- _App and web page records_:
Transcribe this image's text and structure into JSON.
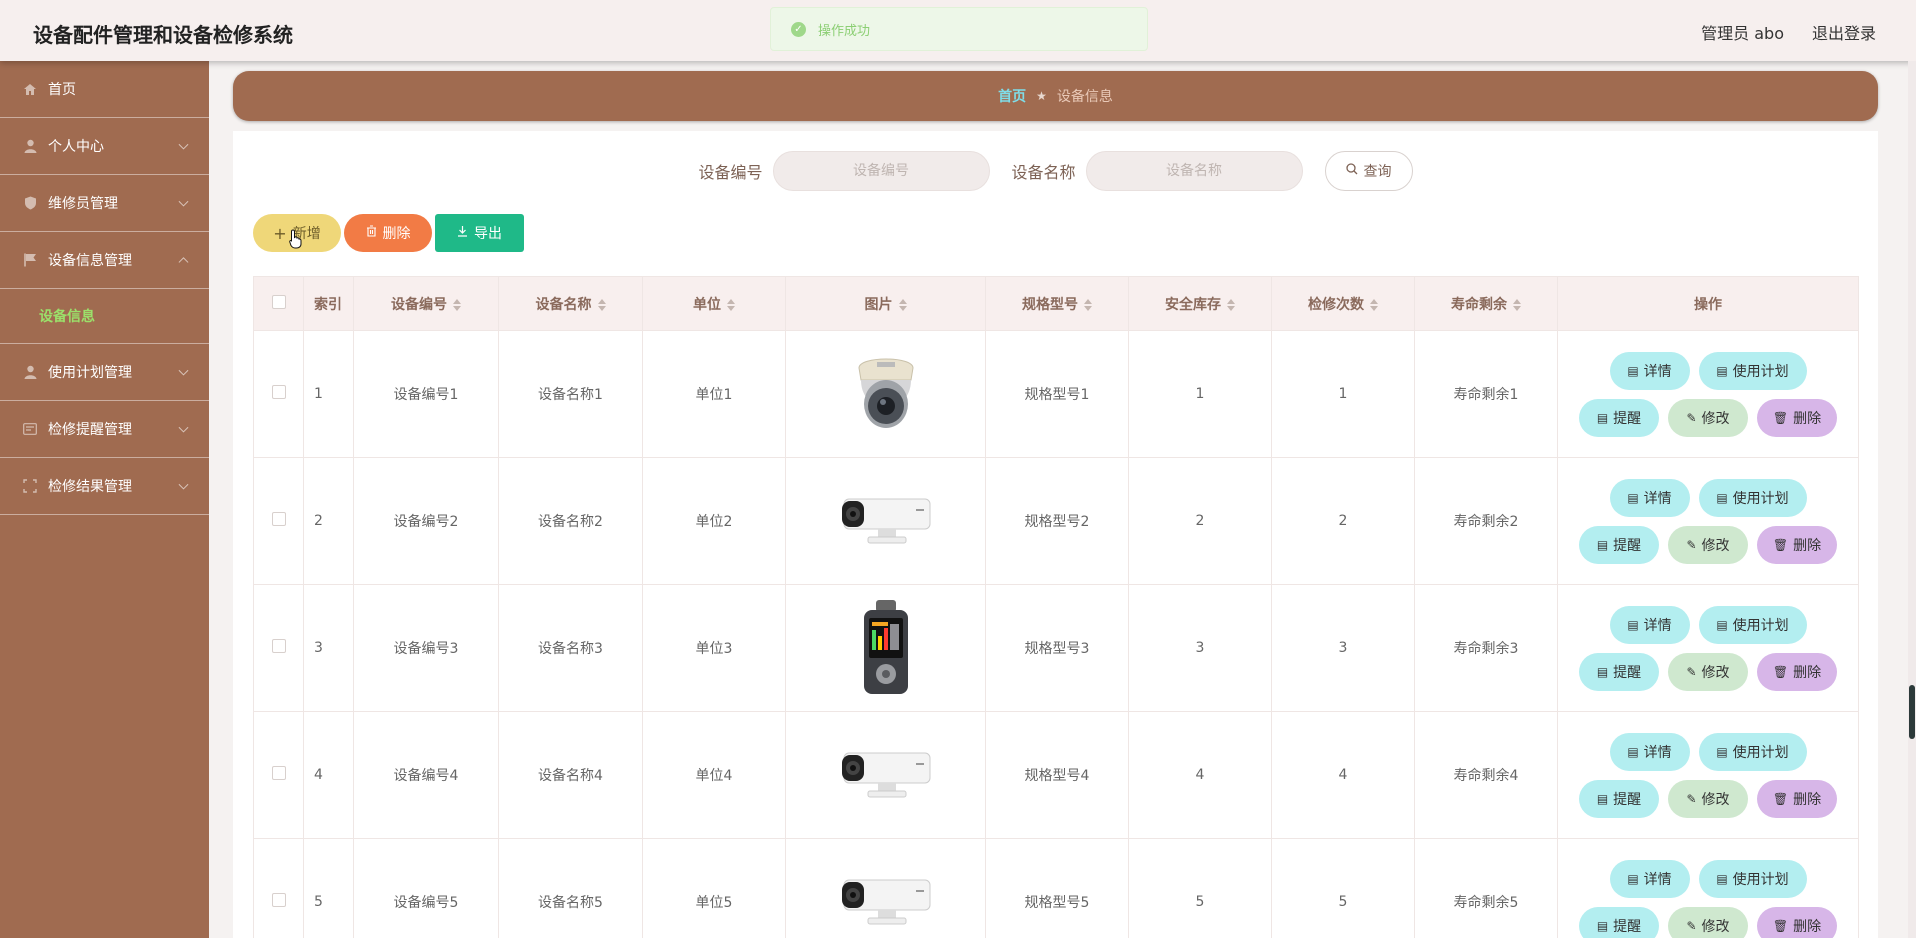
{
  "app": {
    "title": "设备配件管理和设备检修系统"
  },
  "toast": {
    "message": "操作成功"
  },
  "user": {
    "name": "管理员 abo",
    "logout": "退出登录"
  },
  "sidebar": {
    "items": [
      {
        "label": "首页",
        "icon": "home-icon"
      },
      {
        "label": "个人中心",
        "icon": "user-icon"
      },
      {
        "label": "维修员管理",
        "icon": "shield-icon"
      },
      {
        "label": "设备信息管理",
        "icon": "flag-icon"
      },
      {
        "label": "使用计划管理",
        "icon": "user-icon"
      },
      {
        "label": "检修提醒管理",
        "icon": "card-icon"
      },
      {
        "label": "检修结果管理",
        "icon": "frame-icon"
      }
    ],
    "subitem": "设备信息"
  },
  "breadcrumb": {
    "home": "首页",
    "current": "设备信息"
  },
  "search": {
    "code_label": "设备编号",
    "code_placeholder": "设备编号",
    "name_label": "设备名称",
    "name_placeholder": "设备名称",
    "query_label": "查询"
  },
  "toolbar": {
    "add": "新增",
    "delete": "删除",
    "export": "导出"
  },
  "table": {
    "headers": [
      "索引",
      "设备编号",
      "设备名称",
      "单位",
      "图片",
      "规格型号",
      "安全库存",
      "检修次数",
      "寿命剩余",
      "操作"
    ],
    "rows": [
      {
        "index": "1",
        "code": "设备编号1",
        "name": "设备名称1",
        "unit": "单位1",
        "image": "dome-camera",
        "model": "规格型号1",
        "stock": "1",
        "repairs": "1",
        "life": "寿命剩余1"
      },
      {
        "index": "2",
        "code": "设备编号2",
        "name": "设备名称2",
        "unit": "单位2",
        "image": "bullet-camera",
        "model": "规格型号2",
        "stock": "2",
        "repairs": "2",
        "life": "寿命剩余2"
      },
      {
        "index": "3",
        "code": "设备编号3",
        "name": "设备名称3",
        "unit": "单位3",
        "image": "handheld-device",
        "model": "规格型号3",
        "stock": "3",
        "repairs": "3",
        "life": "寿命剩余3"
      },
      {
        "index": "4",
        "code": "设备编号4",
        "name": "设备名称4",
        "unit": "单位4",
        "image": "bullet-camera",
        "model": "规格型号4",
        "stock": "4",
        "repairs": "4",
        "life": "寿命剩余4"
      },
      {
        "index": "5",
        "code": "设备编号5",
        "name": "设备名称5",
        "unit": "单位5",
        "image": "bullet-camera",
        "model": "规格型号5",
        "stock": "5",
        "repairs": "5",
        "life": "寿命剩余5"
      }
    ],
    "actions": {
      "detail": "详情",
      "plan": "使用计划",
      "remind": "提醒",
      "edit": "修改",
      "delete": "删除"
    }
  },
  "colors": {
    "sidebar": "#a06b50",
    "accent_green": "#9be06a",
    "export": "#1fb988",
    "delete": "#f27b45",
    "add": "#efd779"
  }
}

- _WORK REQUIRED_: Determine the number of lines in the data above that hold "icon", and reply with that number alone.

- _ANSWER TO THIS EXERCISE_: 7